The response must consist of every record, restated word for word.

→ **Data about app and page elements**
·····
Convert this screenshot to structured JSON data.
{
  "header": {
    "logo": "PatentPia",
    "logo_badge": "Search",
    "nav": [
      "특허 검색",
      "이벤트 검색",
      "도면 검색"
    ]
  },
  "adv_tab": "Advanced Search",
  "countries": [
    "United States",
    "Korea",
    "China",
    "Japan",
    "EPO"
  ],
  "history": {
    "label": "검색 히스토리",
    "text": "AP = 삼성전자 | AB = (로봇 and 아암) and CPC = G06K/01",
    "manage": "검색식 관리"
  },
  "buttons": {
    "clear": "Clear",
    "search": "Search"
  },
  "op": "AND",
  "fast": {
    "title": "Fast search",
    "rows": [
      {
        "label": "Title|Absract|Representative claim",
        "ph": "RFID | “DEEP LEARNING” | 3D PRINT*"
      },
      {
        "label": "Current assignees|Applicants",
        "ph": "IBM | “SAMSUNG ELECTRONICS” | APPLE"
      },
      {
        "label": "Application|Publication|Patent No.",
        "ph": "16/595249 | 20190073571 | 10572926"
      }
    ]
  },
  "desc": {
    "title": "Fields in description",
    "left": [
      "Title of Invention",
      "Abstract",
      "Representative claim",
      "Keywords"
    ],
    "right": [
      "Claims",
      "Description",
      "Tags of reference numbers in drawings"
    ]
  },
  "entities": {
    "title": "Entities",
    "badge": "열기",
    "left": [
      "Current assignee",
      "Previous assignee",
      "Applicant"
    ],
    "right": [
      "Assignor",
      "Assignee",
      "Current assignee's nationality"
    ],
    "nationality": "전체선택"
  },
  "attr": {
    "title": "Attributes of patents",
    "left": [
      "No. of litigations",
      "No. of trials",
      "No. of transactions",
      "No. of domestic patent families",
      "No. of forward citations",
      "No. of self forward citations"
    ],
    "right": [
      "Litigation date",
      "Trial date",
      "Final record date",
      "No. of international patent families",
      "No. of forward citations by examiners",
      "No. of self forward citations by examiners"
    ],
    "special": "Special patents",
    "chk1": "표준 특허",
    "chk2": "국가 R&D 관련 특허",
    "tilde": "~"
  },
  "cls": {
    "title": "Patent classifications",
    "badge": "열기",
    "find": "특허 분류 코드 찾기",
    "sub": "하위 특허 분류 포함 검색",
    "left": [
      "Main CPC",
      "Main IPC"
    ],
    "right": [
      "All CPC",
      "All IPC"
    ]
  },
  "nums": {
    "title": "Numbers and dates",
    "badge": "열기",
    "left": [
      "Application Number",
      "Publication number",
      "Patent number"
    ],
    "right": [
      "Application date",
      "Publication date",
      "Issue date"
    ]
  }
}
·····
→ **Answer to the exercise**
Convert this screenshot to structured JSON data.
{
  "header": {
    "logo": "PatentPia",
    "logo_badge": "Search",
    "nav": [
      "특허 검색",
      "이벤트 검색",
      "도면 검색"
    ]
  },
  "adv_tab": "Advanced Search",
  "countries": [
    "United States",
    "Korea",
    "China",
    "Japan",
    "EPO"
  ],
  "history": {
    "label": "검색 히스토리",
    "text": "AP = 삼성전자 | AB = (로봇 and 아암) and CPC = G06K/01",
    "manage": "검색식 관리"
  },
  "buttons": {
    "clear": "Clear",
    "search": "Search"
  },
  "op": "AND",
  "fast": {
    "title": "Fast search",
    "rows": [
      {
        "label": "Title|Absract|Representative claim",
        "ph": "RFID | “DEEP LEARNING” | 3D PRINT*"
      },
      {
        "label": "Current assignees|Applicants",
        "ph": "IBM | “SAMSUNG ELECTRONICS” | APPLE"
      },
      {
        "label": "Application|Publication|Patent No.",
        "ph": "16/595249 | 20190073571 | 10572926"
      }
    ]
  },
  "desc": {
    "title": "Fields in description",
    "left": [
      "Title of Invention",
      "Abstract",
      "Representative claim",
      "Keywords"
    ],
    "right": [
      "Claims",
      "Description",
      "Tags of reference numbers in drawings"
    ]
  },
  "entities": {
    "title": "Entities",
    "badge": "열기",
    "left": [
      "Current assignee",
      "Previous assignee",
      "Applicant"
    ],
    "right": [
      "Assignor",
      "Assignee",
      "Current assignee's nationality"
    ],
    "nationality": "전체선택"
  },
  "attr": {
    "title": "Attributes of patents",
    "left": [
      "No. of litigations",
      "No. of trials",
      "No. of transactions",
      "No. of domestic patent families",
      "No. of forward citations",
      "No. of self forward citations"
    ],
    "right": [
      "Litigation date",
      "Trial date",
      "Final record date",
      "No. of international patent families",
      "No. of forward citations by examiners",
      "No. of self forward citations by examiners"
    ],
    "special": "Special patents",
    "chk1": "표준 특허",
    "chk2": "국가 R&D 관련 특허",
    "tilde": "~"
  },
  "cls": {
    "title": "Patent classifications",
    "badge": "열기",
    "find": "특허 분류 코드 찾기",
    "sub": "하위 특허 분류 포함 검색",
    "left": [
      "Main CPC",
      "Main IPC"
    ],
    "right": [
      "All CPC",
      "All IPC"
    ]
  },
  "nums": {
    "title": "Numbers and dates",
    "badge": "열기",
    "left": [
      "Application Number",
      "Publication number",
      "Patent number"
    ],
    "right": [
      "Application date",
      "Publication date",
      "Issue date"
    ]
  }
}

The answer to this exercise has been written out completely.